Problem description. In the entries below, count every line with the string "JSON". State the count and nothing else.

Data for the task.
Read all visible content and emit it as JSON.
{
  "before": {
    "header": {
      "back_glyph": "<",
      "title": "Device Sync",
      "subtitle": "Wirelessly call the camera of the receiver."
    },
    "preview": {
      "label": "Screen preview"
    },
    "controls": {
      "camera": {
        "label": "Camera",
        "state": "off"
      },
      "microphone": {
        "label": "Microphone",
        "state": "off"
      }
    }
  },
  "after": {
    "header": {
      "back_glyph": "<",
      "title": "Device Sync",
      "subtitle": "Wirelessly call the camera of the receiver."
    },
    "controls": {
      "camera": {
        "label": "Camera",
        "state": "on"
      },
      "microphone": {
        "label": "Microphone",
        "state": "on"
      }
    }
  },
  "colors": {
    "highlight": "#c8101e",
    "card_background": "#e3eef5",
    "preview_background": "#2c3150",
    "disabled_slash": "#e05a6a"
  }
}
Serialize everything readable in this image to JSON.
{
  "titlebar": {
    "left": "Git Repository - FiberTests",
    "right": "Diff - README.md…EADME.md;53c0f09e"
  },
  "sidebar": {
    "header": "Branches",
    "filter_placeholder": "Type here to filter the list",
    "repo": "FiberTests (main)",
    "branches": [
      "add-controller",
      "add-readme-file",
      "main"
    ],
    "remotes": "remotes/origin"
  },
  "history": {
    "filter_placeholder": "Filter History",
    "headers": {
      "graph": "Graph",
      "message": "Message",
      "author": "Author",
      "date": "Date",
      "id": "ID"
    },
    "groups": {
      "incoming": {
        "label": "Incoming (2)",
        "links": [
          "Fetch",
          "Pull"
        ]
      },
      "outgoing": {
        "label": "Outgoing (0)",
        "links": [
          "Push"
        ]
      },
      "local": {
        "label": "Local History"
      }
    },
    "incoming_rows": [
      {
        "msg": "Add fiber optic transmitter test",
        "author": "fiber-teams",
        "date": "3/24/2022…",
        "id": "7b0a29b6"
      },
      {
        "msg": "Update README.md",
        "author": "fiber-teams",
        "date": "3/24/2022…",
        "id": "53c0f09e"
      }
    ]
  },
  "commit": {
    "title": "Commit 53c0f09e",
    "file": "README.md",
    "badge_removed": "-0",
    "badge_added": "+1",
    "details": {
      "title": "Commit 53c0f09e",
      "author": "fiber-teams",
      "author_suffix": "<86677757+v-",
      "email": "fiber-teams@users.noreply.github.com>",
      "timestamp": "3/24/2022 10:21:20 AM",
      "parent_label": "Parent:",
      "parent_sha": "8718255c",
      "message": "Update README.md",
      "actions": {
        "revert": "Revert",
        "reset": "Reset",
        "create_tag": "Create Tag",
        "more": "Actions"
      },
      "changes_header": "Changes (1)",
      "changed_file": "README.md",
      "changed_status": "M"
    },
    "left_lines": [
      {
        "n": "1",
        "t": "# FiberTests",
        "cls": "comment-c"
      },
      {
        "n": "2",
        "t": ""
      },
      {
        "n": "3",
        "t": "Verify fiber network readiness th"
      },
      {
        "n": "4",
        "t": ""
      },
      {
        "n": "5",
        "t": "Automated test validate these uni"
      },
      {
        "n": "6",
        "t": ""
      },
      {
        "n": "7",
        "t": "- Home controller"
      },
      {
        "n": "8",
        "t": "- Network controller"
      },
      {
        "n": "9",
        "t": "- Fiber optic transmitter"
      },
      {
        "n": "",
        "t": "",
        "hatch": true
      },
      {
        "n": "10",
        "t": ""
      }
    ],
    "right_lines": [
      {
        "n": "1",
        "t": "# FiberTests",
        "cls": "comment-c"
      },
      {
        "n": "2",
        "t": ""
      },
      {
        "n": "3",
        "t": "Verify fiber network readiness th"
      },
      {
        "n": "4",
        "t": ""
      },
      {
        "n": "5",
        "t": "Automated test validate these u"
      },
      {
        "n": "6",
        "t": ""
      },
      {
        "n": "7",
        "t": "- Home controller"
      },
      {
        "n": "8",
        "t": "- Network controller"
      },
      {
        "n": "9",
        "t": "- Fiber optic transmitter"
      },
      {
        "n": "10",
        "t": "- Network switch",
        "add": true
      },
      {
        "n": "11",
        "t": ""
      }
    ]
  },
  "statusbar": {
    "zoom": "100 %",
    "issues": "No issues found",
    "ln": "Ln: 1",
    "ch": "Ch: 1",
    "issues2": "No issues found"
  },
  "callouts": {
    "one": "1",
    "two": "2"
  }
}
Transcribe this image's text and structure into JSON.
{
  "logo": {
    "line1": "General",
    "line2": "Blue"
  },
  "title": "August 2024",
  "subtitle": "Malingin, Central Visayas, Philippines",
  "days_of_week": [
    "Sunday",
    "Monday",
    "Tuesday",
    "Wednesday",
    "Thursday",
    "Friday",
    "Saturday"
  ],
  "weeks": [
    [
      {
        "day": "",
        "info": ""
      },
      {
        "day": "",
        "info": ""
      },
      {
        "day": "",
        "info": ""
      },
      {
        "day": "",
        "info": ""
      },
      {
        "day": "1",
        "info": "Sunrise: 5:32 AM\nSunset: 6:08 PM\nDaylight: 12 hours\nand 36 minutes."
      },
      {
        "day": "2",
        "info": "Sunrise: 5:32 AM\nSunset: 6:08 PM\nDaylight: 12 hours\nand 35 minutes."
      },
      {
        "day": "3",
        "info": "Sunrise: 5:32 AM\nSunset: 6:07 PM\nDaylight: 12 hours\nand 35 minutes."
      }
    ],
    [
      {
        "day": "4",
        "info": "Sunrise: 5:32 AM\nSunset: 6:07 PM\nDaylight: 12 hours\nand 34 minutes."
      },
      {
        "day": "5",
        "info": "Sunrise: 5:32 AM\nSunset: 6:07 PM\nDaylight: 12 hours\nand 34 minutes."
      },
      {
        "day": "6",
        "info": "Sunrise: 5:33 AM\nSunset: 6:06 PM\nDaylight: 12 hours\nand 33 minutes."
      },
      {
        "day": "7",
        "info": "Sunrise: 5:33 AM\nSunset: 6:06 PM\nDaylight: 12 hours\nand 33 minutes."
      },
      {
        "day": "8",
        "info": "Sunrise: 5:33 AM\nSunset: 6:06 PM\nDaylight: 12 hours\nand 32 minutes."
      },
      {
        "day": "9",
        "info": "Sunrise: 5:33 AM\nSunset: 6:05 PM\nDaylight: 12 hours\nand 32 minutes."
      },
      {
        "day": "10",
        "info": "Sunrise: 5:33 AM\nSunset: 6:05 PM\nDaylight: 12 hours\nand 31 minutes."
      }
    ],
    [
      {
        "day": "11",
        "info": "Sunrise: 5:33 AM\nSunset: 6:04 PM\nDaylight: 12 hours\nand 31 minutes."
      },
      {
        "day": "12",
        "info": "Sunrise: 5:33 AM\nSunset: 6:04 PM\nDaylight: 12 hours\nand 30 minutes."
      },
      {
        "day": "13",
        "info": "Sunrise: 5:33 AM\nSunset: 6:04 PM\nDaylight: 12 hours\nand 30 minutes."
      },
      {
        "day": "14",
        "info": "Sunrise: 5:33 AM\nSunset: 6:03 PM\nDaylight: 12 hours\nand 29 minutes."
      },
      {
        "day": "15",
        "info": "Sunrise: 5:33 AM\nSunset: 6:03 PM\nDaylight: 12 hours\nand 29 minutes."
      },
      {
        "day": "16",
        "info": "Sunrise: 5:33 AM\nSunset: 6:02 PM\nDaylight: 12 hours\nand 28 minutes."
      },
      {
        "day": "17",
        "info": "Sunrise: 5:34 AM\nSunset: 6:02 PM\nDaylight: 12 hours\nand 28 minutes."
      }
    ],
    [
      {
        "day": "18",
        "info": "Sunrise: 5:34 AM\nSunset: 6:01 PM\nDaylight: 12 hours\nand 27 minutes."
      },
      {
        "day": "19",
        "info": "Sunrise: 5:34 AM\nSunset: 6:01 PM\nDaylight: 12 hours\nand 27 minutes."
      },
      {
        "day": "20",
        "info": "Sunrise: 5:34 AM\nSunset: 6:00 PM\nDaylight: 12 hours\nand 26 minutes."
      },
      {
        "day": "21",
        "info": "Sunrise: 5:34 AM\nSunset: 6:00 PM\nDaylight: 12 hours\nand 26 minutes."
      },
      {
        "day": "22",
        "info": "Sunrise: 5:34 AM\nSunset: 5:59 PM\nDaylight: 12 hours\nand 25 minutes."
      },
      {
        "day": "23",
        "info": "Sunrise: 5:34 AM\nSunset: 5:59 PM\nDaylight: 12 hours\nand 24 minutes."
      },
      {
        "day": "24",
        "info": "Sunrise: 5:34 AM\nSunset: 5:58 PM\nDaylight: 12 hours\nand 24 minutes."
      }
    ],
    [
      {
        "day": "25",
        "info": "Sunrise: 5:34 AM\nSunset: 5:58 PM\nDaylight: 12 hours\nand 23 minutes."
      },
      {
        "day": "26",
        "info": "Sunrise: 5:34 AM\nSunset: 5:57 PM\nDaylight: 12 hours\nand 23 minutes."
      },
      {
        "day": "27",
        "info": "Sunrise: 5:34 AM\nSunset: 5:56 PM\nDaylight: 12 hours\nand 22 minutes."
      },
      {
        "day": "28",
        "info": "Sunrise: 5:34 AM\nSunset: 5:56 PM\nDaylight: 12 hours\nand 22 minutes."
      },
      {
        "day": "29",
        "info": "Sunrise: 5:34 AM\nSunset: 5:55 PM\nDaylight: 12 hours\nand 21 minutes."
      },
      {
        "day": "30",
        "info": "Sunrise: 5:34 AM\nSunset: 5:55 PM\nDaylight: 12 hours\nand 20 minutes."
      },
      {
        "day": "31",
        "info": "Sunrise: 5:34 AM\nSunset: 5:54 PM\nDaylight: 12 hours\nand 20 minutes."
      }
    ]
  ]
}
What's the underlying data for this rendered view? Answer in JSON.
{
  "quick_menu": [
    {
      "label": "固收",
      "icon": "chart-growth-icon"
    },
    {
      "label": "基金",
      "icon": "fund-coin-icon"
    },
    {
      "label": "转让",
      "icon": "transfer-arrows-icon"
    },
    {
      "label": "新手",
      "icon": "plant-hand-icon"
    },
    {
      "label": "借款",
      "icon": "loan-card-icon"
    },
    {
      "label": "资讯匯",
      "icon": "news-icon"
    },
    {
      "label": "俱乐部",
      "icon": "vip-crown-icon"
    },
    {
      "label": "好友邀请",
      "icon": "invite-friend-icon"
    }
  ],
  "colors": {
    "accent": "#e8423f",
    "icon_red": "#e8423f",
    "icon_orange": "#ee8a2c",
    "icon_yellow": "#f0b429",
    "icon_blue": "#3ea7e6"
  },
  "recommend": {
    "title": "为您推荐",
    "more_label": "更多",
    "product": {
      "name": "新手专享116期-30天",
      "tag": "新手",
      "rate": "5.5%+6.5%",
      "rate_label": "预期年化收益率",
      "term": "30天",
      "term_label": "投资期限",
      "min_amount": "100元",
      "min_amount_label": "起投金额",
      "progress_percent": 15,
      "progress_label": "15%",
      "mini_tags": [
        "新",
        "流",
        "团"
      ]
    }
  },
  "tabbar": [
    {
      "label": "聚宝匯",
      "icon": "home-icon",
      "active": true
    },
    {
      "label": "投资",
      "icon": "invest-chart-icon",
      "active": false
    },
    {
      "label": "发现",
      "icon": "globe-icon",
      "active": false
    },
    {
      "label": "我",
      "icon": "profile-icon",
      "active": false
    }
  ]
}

Exercise output. 4